» TASK BRIEF: State how many lines of the material below contain the word "vert". Add nothing else.

» DATA RECORDS:
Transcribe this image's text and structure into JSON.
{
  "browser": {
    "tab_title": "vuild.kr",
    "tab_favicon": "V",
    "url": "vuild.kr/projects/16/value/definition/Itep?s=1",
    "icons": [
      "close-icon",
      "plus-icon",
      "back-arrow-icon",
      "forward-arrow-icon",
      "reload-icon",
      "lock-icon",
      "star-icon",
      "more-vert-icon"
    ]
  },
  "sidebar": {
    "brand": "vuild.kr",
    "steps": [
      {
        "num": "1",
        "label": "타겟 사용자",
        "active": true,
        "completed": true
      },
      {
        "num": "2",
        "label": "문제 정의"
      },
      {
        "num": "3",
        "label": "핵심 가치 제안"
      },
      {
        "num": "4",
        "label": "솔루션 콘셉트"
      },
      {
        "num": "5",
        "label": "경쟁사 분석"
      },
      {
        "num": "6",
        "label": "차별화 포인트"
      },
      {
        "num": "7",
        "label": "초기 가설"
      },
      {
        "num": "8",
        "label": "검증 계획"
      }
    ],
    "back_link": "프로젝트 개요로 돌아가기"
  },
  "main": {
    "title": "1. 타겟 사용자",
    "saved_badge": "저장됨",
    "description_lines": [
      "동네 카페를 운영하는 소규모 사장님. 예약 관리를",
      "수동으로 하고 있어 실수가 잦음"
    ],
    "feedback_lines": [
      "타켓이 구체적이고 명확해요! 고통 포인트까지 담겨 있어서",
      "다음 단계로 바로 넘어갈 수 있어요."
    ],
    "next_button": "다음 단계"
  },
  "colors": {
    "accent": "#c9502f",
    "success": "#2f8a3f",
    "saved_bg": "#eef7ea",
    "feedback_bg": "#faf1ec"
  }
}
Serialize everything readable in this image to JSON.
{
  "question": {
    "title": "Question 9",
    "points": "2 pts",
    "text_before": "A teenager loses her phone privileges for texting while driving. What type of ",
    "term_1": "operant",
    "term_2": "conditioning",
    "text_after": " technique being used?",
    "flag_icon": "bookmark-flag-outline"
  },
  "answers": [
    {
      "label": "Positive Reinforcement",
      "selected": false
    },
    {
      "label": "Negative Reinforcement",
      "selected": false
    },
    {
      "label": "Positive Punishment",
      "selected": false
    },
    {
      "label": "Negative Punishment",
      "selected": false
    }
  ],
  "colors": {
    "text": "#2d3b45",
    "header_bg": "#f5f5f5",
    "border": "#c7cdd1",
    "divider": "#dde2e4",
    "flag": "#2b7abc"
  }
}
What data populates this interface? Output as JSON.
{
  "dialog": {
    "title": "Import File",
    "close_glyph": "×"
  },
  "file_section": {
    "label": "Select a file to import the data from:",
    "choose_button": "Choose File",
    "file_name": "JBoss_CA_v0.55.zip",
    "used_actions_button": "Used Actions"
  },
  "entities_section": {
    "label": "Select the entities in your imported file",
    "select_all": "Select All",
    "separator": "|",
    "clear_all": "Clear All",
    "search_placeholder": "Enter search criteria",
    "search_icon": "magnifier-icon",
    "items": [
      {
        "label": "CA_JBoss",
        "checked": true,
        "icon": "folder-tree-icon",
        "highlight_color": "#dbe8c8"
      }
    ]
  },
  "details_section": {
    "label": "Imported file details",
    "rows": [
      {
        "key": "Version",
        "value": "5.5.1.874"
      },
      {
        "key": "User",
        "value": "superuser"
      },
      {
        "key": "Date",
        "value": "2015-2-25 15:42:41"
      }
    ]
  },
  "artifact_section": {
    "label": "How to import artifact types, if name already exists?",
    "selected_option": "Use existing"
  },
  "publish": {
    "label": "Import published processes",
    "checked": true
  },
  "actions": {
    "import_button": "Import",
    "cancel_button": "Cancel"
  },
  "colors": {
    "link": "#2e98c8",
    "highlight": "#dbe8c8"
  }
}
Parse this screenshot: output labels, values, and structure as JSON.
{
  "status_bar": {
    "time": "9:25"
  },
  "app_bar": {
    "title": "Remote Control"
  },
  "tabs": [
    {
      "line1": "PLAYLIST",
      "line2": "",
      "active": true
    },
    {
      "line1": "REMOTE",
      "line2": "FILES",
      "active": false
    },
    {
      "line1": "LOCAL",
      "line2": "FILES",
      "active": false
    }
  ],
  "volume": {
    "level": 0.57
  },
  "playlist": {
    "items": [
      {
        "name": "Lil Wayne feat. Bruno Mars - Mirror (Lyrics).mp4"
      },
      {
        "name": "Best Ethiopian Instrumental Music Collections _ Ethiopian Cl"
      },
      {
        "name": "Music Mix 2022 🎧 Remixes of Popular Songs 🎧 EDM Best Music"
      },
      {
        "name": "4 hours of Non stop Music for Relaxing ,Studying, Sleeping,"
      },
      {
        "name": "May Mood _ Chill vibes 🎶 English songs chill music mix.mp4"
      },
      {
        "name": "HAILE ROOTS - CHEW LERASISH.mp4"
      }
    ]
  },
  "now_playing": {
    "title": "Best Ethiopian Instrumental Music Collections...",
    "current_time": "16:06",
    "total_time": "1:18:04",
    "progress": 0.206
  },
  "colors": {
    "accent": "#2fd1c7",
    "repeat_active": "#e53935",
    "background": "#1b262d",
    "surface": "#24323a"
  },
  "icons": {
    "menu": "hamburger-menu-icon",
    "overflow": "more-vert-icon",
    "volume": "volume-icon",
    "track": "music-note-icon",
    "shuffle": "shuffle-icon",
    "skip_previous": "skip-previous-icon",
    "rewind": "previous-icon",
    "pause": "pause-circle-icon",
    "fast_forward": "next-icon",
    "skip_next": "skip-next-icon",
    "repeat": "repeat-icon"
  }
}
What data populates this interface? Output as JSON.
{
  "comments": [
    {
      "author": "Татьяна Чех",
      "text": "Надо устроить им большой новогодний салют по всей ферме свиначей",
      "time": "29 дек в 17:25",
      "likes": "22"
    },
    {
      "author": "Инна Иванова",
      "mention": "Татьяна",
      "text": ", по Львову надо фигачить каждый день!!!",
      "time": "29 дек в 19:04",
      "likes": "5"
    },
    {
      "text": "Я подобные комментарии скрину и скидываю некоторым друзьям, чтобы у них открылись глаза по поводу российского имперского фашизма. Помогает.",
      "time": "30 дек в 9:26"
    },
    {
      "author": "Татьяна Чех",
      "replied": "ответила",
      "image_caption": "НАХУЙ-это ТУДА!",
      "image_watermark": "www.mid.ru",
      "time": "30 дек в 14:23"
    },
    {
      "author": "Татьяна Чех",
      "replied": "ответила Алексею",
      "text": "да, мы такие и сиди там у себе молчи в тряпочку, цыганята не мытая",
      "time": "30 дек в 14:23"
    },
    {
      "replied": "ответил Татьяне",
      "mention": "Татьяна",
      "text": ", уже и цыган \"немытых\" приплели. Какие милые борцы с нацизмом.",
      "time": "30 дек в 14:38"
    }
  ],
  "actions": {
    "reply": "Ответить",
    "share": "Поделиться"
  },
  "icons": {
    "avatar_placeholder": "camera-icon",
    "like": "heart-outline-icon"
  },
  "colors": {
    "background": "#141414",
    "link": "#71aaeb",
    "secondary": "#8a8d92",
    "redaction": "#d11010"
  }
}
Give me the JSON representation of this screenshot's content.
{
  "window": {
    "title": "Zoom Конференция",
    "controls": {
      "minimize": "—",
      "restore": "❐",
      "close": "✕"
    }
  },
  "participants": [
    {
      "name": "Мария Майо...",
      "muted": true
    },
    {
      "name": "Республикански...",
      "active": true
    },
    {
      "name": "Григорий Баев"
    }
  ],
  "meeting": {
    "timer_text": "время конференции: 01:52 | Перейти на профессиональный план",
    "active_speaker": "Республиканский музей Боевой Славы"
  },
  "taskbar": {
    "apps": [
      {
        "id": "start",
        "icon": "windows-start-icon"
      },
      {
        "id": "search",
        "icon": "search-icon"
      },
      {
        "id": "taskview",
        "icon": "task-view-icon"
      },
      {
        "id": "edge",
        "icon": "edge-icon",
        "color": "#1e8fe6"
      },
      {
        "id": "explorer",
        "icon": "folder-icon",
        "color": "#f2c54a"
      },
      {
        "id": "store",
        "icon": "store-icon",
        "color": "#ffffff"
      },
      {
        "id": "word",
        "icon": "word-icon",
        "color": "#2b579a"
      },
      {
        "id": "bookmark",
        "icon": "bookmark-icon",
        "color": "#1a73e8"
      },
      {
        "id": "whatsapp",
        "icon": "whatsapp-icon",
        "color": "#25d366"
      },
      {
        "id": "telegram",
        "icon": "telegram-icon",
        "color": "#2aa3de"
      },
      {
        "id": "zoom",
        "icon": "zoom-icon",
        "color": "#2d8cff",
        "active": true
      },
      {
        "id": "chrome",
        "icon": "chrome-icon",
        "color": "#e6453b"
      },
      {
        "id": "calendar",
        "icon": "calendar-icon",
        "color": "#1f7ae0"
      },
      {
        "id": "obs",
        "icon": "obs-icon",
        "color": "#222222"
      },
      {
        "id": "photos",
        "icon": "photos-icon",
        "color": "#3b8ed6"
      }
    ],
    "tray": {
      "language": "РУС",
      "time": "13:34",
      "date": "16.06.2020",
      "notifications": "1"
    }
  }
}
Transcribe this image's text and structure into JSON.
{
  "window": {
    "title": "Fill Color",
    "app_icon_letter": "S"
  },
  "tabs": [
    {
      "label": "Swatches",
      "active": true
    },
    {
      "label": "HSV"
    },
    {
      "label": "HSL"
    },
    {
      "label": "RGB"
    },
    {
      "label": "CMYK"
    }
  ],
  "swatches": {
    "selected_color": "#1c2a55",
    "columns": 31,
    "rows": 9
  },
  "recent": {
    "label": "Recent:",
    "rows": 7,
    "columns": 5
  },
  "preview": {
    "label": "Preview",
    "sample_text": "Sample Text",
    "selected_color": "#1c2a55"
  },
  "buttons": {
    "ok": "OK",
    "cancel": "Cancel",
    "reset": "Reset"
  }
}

» ANSWER SECTION: 2